Published today in Nature, IPD researchers describe the first synthetic protein assemblies — dubbed synthetic nucleocapsids — that encapsulate their own genome and evolve in complex environments.
Synthetic nucleocapsids are built to resemble viral capsids and could be used in future to deliver therapeutics to specific cells and tissues. These icosahedral protein assemblies are based off of previously reported results from the Institute for Protein Design.
The image above visualizes the de novo creation of synthetic nucleocapsids from computationally designed proteins and their evolution to acquire properties that could be useful for drug delivery and other biomedical applications. The narrative was designed as a futuristic hologram projection realized through spiraling DNA composed of binary zeros and ones. The projection and computational imagery evoke futuristic technology and design, while calling out natural evolution through the DNA spiral “time-scale” motif. The heads-up display iconography showing a blood bag, mouse, and RNase A convey the challenges we used to evolve the synthetic nucleocapsids. The single net impression of this image is engaging + enlightening and shows that we are entering the next epoch of synthetic biology in which biological systems can be designed and created from scratch.
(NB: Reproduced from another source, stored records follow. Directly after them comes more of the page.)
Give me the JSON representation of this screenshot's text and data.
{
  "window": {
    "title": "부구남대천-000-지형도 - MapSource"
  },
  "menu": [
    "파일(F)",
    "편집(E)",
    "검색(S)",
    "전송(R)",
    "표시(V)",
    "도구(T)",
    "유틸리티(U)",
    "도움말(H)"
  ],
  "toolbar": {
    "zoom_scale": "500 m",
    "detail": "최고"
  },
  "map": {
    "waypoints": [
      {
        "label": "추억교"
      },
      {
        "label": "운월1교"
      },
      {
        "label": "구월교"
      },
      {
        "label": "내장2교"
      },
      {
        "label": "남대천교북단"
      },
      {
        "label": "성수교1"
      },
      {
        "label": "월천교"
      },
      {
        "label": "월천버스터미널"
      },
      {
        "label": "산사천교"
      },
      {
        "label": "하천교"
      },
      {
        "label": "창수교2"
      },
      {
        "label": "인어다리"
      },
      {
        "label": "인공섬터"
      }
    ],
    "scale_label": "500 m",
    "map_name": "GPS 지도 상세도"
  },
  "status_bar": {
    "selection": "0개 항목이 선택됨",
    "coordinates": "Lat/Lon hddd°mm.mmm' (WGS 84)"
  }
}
The challenges of evolution in a complex biochemical environment, coupling genotype to phenotype and protecting the genetic material, are solved elegantly in biological systems by the encapsulation of nucleic acids. In the simplest examples, viruses use capsids to surround their genomes. Although these naturally occurring systems have been modified to change their tropism and to display proteins or peptides, billions of years of evolution have favoured efficiency at the expense of modularity, making viral capsids difficult to engineer. Synthetic systems composed of non-viral proteins could provide a ‘blank slate’ to evolve desired properties for drug delivery and other biomedical applications, while avoiding the safety risks and engineering challenges associated with viruses. Here we create synthetic nucleocapsids, which are computationally designed icosahedral protein assemblies with positively charged inner surfaces that can package their own full-length mRNA genomes. We explore the ability of these nucleocapsids to evolve virus-like properties by generating diversified populations using Escherichia coli as an expression host. Several generations of evolution resulted in markedly improved genome packaging (more than 133-fold), stability in blood (from less than 3.7% to 71% of packaged RNA protected after 6 hours of treatment), and in vivo circulation time (from less than 5 minutes to approximately 4.5 hours). The resulting synthetic nucleocapsids package one full-length RNA genome for every 11 icosahedral assemblies, similar to the best recombinant adeno-associated virus vectors. Our results show that there are simple evolutionary paths through which protein assemblies can acquire virus-like genome packaging and protection. Considerable effort has been directed at ‘top-down’ modification of viruses to be safe and effective for drug delivery and vaccine applications; the ability to design synthetic nanomaterials computationally and to optimize them through evolution now enables a complementary ‘bottom-up’ approach with considerable advantages in programmability and control.